On August 1, 1774, he conducted his most famous experiment. Using a 12-inch-wide glass “burning lens,” he focused sunlight on a lump of reddish mercuric oxide. This was placed in an inverted glass container, which then was placed in a pool of mercury.
The gas emitted, he found, was “five or six times as good as common air.” In tests after that one, it caused a flame to burn intensely and kept a mouse alive for about four times as long as a similar quantity of air . We know now that that is because the oxygen was purer in that sample than normal atmospheric air, which contains more carbon dioxide, nitrogen, and other gases.
Statue in Chamberlain Square, Birmingham by Francis John Williamson.

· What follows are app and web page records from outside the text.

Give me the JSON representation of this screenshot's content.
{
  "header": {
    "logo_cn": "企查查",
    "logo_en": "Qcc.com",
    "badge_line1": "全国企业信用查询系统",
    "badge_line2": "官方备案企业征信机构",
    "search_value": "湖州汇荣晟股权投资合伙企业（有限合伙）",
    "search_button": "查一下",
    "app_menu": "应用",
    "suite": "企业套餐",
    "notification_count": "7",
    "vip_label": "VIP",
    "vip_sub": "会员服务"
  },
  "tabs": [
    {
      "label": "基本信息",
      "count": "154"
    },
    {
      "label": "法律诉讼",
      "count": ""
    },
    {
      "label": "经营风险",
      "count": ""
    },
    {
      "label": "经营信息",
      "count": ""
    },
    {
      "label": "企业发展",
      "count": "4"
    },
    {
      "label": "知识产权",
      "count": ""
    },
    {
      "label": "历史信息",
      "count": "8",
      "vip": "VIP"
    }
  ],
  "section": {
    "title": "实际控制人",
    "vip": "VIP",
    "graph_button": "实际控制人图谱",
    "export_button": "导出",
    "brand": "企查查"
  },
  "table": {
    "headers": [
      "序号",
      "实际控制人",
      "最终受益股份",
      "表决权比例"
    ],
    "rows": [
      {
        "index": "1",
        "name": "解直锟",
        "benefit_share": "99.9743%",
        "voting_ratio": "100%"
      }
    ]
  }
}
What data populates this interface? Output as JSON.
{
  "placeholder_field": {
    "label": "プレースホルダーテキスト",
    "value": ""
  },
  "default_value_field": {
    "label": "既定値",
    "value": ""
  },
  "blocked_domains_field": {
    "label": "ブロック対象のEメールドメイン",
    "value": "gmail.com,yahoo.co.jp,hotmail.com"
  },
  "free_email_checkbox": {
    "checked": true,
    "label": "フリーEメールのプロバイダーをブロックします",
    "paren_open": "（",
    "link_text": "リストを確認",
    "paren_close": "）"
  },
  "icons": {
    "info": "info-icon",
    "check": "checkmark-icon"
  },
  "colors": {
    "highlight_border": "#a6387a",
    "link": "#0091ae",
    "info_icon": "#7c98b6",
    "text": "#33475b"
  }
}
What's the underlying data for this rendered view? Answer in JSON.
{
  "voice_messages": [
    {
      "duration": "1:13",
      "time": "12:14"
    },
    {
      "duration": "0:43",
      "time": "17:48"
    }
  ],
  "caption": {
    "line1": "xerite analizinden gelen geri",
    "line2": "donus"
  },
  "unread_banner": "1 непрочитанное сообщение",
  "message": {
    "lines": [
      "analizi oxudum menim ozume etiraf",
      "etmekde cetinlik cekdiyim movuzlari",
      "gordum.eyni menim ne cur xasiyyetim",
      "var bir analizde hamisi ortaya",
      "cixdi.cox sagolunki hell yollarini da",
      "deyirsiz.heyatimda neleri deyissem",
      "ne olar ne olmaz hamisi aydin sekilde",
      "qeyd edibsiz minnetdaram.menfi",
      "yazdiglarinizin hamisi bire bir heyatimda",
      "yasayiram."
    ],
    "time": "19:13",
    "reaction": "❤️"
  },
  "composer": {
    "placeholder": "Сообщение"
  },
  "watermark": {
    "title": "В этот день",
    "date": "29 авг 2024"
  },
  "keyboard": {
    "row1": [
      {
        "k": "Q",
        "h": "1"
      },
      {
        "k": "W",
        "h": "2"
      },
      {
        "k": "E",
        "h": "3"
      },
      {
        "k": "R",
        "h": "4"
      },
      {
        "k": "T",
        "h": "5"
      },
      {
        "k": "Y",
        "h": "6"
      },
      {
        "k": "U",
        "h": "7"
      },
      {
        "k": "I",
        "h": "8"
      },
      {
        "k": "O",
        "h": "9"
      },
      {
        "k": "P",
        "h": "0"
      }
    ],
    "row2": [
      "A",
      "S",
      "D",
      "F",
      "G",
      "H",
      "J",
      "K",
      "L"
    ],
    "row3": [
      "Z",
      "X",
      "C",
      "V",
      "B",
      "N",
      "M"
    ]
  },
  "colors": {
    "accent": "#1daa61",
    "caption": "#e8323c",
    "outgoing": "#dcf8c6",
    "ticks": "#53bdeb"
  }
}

Priestley’s discoveries are very important. They paved the way for other experiments to be done by scientists with more technology to better understand gases. A couple universities were also named in honor of Priestley’s experiments. Many have been able to learn from his life. Some would also say that it is quite amiable of him to stand so firmly for his religious beliefs, along with his scientific ones. A mob burned down his house because he refused to give up his stand on the revolutions and religion. Regardless of if you agree with him or not, the man wasn’t your typical scientist. He was very smart, and proved this in his experiments. He deserves to be remembered and revered in the science world, and is to this day.